The first celebrity deals were far from A-list. But they were able to get some endorsement deals and DNA extractions from some has-been hair metal stars from the 80’s. Cock-rockers lended themselves naturally to cheese, and the stuff was quickly consumed by nostalgic fans who wanted to feel close to their idols. With the money gained from this, Dr. Wensleydale was able to pay the latest teen heartthrob, who had just signed on to star in a new young adult vampire movie, for his DNA. The vampire cheese was put on the market with the release of the film, and made available in school cafeterias. Michelle Obama wasn’t thrilled, but Dr. Wensleydale was, as this enabled him to tap into the youth market. It was a roller coaster from there. Whether they looked up to athletes, rappers, soap opera stars, or writers, it seemed like everyone was eager to feel close to their idols by consuming part of them, in the form of cheese. Dr. Wensleydale was even able to get permission in some instances to exhume the bodies of dead celebrities, and at the premiere of a really suckass “Blade Runner” reboot, was able to sell a number of hardcore science fiction fans actual Philip K. Dickcheese.
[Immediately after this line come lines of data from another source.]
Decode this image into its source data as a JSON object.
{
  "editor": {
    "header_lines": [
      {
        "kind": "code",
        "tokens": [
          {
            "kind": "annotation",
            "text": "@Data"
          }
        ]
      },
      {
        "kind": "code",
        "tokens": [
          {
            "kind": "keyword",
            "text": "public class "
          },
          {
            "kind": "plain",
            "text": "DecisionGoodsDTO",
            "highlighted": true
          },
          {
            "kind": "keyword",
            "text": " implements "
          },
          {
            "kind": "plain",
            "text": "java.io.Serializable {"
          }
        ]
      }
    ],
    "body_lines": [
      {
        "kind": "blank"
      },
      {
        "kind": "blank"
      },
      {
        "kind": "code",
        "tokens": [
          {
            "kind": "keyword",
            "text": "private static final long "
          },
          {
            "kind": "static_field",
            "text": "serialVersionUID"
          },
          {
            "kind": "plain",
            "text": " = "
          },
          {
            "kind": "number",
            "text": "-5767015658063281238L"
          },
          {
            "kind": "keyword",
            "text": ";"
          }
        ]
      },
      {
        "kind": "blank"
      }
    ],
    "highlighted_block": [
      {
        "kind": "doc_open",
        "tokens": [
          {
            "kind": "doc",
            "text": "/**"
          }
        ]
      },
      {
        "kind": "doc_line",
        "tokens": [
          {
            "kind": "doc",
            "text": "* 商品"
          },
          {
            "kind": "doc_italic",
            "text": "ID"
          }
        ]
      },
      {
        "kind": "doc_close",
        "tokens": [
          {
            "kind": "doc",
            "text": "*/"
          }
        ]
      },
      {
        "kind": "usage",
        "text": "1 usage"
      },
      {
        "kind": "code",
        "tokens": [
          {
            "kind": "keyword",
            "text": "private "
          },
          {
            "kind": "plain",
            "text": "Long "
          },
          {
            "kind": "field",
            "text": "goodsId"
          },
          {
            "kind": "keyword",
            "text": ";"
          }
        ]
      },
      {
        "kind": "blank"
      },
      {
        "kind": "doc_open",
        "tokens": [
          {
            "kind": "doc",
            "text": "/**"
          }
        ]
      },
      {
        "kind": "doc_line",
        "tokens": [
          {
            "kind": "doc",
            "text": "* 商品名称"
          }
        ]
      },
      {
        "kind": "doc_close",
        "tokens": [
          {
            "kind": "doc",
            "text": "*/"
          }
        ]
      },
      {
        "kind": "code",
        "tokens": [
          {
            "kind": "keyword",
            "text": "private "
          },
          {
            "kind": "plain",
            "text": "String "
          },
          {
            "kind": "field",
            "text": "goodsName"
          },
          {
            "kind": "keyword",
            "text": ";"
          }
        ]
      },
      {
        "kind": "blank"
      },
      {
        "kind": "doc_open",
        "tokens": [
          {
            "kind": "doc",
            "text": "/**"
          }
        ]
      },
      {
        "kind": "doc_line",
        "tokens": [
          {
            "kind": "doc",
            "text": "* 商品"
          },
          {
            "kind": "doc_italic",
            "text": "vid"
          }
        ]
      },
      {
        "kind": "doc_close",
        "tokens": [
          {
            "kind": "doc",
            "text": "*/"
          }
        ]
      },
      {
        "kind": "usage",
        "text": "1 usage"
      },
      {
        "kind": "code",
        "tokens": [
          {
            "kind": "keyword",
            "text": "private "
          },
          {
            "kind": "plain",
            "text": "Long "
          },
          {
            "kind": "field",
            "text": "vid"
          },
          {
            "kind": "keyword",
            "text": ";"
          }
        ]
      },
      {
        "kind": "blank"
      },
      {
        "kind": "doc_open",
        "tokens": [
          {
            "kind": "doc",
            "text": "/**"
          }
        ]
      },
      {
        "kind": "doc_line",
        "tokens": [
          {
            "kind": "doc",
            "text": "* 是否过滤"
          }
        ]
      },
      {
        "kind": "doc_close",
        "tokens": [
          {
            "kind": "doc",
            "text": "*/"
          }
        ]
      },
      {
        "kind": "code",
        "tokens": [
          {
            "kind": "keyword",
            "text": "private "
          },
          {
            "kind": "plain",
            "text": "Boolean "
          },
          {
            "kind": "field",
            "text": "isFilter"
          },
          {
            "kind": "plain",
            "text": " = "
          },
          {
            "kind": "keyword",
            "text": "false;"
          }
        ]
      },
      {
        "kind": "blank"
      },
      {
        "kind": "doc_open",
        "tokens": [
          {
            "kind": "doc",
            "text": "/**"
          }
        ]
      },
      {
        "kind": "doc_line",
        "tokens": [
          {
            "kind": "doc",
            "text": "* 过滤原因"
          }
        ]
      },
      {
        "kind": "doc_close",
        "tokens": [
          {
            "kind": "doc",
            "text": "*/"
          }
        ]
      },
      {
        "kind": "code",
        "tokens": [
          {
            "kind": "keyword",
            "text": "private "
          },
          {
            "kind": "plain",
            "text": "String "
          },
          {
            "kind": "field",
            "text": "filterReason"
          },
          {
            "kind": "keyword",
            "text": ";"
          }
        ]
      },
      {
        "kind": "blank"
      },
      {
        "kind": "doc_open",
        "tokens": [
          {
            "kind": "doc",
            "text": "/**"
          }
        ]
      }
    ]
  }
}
There were some hold-outs, underground and indie artists who tried to maintain some kind of “cred” by refusing to sell their DNA for cheese production. “I’m not some mass commodity” they’d say. Publicly Dr. Wensleydale said nothing, but instead bided his time until these people eventually ended up in rehab and quietly paid off orderlies to extract the DNA while these people were too preoccupied with withdrawal to care. There was a slight snag when fans refused to buy the cheese, dubbing their now useless indie idols “sellouts”. But he figured a way around that by not releasing them in stores and instead selling them online as unofficial “bootleg” cheeses, for twice as much.

Eventually people developed psychological addictions to the celebrity cheeses, not being able to get enough. For some, mere DNA extract was not enough, and the first tragedy occurred when Justin Bieber was found dead in his mansion and half eaten, a crazed, blood covered Belieber hunched over his body. “Cheese isn’t enough!” she screamed as the police handcuffed her. “I had to make all of him part of me!” In the next few days a copycat killer was spawned, and Miley Cyrus met the same grisly fate at the hands and teeth of Dr. Wensleydale’s old dorm-mate, who had since grown into a permantently acne scarred and lonely middle manager at a Best Buy. Dr. Wensleydale was not too surprised to read the investigations revealed a notebook in the suspect’s apartment outlining plans to do the same to Jenna Jameson. Poor Miley had been a practice run. He wasn’t the only copycat either. Celebrities began to fear for their lives as they became hounded not by paparazzi, but cannibals. Eventually these fans decided cannibalism was filling enough that it didn’t even have to be a celebrity. People began stalking and cannibalizing their unrequited crushes, work rivals, teachers and bosses they didn’t like. And worst of all for Dr. Wensleydale, because they were just eating each other, no one was buying the cheese anymore. He eventually went bankrupt and had to take a job at a car wash, where he met his end when a bunch of cannibal deadheads got the munchies while waiting for their van to be cleaned.

2 thoughts on “Celebrity Cheese

Leave a Reply

Fill in your details below or click an icon to log in:

WordPress.com Logo

You are commenting using your WordPress.com account. Log Out / Change )

Twitter picture

You are commenting using your Twitter account. Log Out / Change )

Facebook photo

You are commenting using your Facebook account. Log Out / Change )

Google+ photo

You are commenting using your Google+ account. Log Out / Change )

Connecting to %s